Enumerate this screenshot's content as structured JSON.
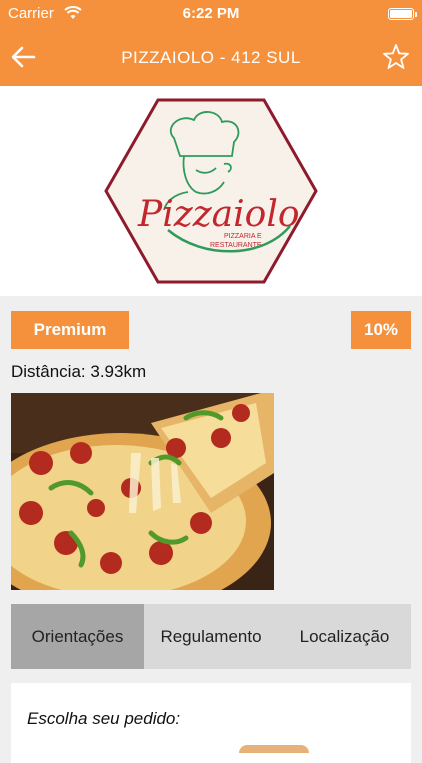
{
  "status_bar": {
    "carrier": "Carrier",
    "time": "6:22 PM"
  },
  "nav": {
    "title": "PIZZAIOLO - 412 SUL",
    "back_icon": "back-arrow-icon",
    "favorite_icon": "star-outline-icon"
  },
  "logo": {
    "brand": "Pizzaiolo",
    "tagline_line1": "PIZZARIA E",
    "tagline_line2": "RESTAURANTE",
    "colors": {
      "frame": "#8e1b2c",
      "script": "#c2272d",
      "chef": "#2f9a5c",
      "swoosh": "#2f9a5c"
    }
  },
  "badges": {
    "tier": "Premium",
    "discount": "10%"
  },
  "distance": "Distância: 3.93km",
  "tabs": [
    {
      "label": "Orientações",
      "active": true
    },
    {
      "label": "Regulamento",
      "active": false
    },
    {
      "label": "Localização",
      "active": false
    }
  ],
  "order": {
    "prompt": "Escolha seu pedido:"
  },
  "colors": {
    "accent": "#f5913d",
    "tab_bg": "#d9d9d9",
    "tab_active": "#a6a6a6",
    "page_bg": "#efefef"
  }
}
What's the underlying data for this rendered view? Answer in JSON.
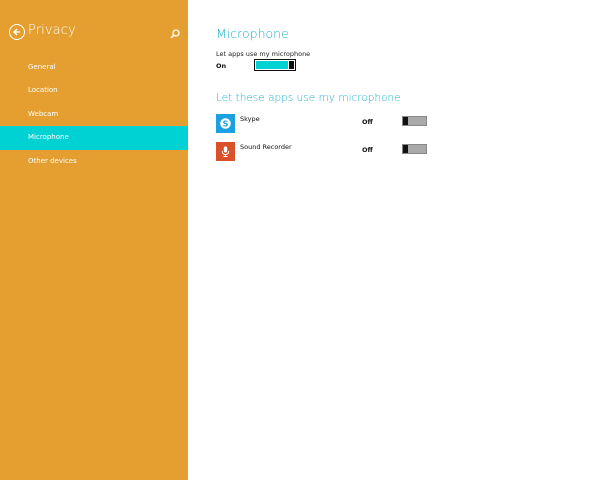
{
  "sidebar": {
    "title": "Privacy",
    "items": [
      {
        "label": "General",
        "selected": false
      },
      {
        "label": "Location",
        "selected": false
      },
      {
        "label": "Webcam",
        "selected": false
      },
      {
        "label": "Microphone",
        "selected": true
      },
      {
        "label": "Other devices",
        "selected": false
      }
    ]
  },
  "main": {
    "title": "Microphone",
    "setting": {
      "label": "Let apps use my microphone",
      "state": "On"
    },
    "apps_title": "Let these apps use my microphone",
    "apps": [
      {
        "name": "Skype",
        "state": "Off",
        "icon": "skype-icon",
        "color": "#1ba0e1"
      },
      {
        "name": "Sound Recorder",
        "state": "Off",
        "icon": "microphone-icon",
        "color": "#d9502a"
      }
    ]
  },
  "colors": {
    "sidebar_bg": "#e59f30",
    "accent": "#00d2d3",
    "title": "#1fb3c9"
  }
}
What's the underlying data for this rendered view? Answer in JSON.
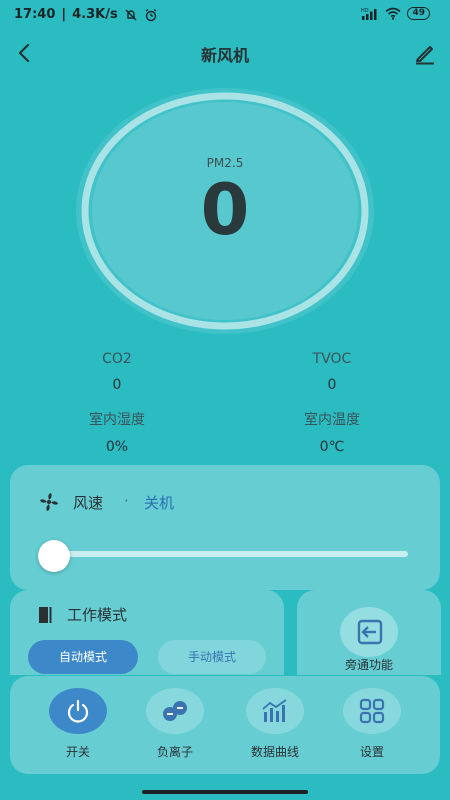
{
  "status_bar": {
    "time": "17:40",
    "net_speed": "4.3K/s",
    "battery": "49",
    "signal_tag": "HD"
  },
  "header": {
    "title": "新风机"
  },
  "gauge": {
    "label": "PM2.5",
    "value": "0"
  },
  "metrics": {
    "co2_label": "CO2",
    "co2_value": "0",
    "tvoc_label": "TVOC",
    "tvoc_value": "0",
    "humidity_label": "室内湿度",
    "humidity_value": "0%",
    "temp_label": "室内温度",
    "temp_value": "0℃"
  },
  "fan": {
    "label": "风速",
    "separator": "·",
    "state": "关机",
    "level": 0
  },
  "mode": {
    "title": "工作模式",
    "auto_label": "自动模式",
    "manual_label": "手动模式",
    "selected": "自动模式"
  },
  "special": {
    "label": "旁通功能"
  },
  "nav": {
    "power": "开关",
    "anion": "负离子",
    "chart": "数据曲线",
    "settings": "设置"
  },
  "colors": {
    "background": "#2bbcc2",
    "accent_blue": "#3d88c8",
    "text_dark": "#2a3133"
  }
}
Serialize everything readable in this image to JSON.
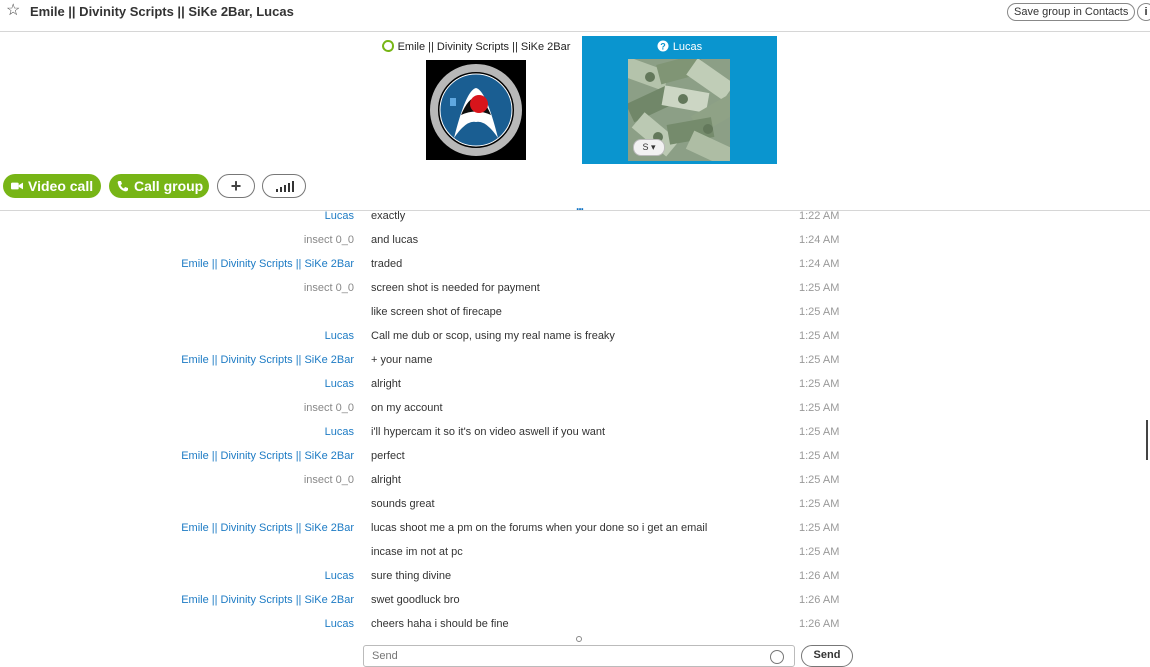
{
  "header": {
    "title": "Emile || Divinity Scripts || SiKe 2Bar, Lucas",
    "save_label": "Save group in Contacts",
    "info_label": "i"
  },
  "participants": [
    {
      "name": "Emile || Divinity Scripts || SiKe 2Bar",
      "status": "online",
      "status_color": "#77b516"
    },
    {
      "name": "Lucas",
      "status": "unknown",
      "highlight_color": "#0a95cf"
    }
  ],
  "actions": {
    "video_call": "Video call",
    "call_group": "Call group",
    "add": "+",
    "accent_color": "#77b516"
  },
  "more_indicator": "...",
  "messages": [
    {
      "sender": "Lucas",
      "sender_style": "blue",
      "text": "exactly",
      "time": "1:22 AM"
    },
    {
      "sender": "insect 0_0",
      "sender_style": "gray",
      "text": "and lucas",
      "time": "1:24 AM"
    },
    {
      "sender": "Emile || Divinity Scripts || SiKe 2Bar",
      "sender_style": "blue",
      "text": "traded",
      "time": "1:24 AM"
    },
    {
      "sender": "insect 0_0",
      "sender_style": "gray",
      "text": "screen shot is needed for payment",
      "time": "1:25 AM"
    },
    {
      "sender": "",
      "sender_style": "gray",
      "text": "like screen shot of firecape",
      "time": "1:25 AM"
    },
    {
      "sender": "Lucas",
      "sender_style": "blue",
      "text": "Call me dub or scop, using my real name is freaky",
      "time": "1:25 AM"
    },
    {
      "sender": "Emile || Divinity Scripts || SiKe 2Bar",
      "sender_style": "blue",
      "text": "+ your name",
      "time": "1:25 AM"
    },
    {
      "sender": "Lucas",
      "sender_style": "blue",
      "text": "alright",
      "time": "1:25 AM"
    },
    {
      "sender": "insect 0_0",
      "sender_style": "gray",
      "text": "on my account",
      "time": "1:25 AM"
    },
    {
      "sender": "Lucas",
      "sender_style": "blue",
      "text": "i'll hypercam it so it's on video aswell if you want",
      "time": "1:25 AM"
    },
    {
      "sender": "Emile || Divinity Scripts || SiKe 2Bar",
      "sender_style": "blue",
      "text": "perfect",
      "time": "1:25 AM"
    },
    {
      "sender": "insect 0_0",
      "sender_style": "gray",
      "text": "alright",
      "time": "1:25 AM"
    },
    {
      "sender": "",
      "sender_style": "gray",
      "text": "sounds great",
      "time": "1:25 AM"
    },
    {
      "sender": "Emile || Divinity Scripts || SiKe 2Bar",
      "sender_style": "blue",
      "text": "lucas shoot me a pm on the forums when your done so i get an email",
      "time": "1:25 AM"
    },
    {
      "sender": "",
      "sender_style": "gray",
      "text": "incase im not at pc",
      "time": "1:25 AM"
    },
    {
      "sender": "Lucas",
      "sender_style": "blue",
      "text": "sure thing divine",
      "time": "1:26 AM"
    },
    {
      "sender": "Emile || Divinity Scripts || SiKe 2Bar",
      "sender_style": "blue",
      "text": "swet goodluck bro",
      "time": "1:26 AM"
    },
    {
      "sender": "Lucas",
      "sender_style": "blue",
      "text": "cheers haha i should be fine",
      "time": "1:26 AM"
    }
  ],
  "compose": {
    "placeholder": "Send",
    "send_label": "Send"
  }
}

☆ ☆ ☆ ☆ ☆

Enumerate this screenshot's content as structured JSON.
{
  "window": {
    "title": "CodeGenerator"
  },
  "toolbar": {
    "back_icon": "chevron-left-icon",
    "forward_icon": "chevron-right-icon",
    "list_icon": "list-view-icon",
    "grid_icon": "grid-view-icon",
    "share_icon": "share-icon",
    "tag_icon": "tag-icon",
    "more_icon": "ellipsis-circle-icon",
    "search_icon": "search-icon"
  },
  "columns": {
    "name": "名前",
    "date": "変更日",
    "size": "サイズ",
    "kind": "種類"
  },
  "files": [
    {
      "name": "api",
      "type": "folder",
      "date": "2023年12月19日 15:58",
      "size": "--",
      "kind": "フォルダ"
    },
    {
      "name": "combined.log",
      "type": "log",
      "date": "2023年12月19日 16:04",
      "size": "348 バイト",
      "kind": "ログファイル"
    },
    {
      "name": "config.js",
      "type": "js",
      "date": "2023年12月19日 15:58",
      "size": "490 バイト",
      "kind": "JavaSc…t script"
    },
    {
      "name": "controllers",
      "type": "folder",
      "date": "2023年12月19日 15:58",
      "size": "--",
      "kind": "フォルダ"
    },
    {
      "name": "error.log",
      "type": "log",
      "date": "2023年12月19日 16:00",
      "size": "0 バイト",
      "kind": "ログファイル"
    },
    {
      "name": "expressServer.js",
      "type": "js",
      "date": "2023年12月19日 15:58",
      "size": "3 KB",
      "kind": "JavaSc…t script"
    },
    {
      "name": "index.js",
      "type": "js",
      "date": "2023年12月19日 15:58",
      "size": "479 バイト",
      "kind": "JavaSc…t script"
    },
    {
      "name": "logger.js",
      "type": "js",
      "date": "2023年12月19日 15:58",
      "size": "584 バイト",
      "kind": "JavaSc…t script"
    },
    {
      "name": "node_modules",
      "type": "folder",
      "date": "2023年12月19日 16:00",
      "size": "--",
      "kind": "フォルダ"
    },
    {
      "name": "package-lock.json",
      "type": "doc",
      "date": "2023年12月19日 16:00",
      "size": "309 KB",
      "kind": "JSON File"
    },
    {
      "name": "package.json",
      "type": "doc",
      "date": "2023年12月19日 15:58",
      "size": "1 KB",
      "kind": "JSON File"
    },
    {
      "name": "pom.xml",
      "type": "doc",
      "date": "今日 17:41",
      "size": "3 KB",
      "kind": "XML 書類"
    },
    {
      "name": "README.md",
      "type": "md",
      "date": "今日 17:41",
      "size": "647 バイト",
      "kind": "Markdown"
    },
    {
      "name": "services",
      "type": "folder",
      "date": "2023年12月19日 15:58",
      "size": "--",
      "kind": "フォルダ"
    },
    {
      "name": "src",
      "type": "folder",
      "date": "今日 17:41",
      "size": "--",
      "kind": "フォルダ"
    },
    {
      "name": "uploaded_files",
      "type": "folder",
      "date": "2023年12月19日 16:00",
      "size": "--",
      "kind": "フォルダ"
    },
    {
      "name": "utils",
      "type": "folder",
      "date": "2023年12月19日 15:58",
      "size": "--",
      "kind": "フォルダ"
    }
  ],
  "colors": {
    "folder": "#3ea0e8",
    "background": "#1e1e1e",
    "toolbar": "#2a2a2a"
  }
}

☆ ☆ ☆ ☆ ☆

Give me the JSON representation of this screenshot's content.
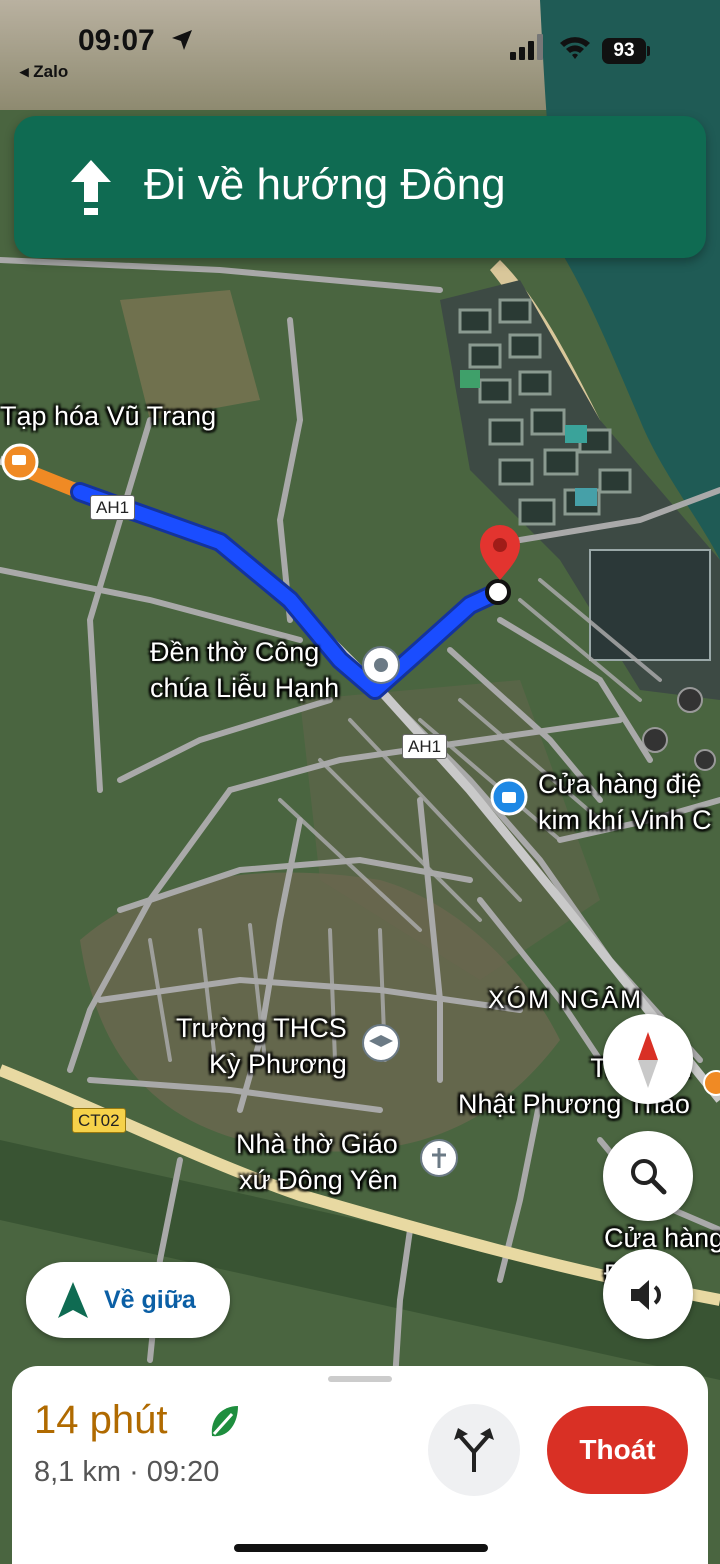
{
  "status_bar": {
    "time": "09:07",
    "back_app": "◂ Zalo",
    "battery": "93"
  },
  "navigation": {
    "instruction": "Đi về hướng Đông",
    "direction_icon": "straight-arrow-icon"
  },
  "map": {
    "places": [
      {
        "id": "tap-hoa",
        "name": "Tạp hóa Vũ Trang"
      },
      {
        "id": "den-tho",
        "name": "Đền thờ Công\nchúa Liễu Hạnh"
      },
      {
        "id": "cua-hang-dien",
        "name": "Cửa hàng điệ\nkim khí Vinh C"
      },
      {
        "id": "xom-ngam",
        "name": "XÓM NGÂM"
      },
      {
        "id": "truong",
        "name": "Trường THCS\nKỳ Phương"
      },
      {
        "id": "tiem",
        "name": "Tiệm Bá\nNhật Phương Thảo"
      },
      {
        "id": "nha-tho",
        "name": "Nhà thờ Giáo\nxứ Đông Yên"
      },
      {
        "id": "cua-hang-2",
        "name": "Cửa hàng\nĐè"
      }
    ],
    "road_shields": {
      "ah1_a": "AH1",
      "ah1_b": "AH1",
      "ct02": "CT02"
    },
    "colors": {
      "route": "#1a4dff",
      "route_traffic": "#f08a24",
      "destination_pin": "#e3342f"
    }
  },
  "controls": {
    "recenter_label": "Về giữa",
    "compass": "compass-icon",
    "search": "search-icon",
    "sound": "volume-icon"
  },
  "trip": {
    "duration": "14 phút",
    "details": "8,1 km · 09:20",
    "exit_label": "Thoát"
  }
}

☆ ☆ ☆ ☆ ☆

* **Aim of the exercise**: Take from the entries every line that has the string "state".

* **Result for this exercise**:
      "state": "On"
        "state": "Off",
        "state": "Off",
    "state": "关机",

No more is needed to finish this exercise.